Anise extract is best known for its strong licorice flavor and it is commonly used in cooking and baking, especially to flavor cookies and cakes. Most varieties of this extract are pure and made from natural ingredients. Anise is an aromatic herb with licorice-flavored seeds that is native to the Mediterranean area. Anise extract is made from tincture from star anise or anise.
Extracts are made from many food or herb sources ranging from beef, wine or vanilla to herbs such as anise, peppermint, ginger, nutmeg or cinnamon. These are all concentrated flavoring agents.
To make wine essence or beef extract, you reduce the liquid to syrup form. Peppermint, anise and vanilla extracts are made by dissolving the spice or flavoring oil in alcohol. It's possible to make extracts, fruit liqueurs or flavored sugars at home by infusing spices and fruit peels in rum, vodka or other liquors.
Anise extract is made by filling a half-pint canning jar with whole star anise and then covering it with vodka. It can be left indefinitely if stored in a cool, dark place; screw the lid on tightly.
In cooking, there are many possible substitutes for anise extract, including anise-flavored liqueur (substitute 1 to 2 tbsp. liqueur for each tsp. of anise extract); anise seed or aniseed (2 tsp. ground anise seed equals 1 tsp. of anise extract); or anise oil (one part flavoring oil equals four parts extract). Vanilla extract can also be used.
Anise was used as a flavoring agent or spice by Romans, Greeks and Egyptians. Another historical tidbit--anise flavor was so popular by the early 1300s that the tolls charged for imports of anise seed amounted to enough to help pay for London Bridge repairs.
Anise extract is widely used in baked goods worldwide, as well as to flavor liqueurs or liquor. It is is a key ingredient in homemade Absinthe or Galliano liquors, as well as Greek ouzo, French anisette and Turkish arrak and taki. In baking, biscotti, pizelle, pfefferneusse peppernut cookies and anise tuiles are enhanced with anise's distinctive flavor. Some people enjoy adding a bit of anise extract to any cookie batter or coffee cake. Anise extract can work well in anything baked with spices like cloves, cinnamon or nutmeg.
One of the most unusual uses for anise extract is as a bait additive for catching fish.
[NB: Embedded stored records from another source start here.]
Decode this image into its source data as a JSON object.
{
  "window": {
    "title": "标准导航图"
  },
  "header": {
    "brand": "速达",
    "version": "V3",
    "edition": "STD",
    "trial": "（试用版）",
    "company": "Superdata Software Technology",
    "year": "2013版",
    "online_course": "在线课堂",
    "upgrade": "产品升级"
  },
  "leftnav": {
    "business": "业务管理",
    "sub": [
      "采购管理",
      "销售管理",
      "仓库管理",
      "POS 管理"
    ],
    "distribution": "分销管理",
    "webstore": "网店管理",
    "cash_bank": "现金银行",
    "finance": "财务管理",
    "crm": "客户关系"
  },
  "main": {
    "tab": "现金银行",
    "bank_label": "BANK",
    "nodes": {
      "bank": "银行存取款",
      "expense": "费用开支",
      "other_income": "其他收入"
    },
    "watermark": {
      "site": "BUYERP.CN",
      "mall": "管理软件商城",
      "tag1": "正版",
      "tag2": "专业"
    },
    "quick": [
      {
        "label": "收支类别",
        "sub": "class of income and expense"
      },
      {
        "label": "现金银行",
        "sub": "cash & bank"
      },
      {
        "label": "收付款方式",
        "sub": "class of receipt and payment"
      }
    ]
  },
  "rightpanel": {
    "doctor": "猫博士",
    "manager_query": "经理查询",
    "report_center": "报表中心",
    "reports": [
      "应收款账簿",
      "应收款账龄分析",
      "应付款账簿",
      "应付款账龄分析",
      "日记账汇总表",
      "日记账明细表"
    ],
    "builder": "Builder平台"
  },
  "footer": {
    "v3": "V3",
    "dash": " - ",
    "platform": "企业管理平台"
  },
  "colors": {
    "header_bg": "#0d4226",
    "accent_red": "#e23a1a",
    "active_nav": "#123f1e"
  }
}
Many fishermen claim that when they add some anise extract to their bait, they are able to catch more fish. Some cooks also claim that a dash of anise extract adds a noteworthy additional flavor to Oysters Rockefeller.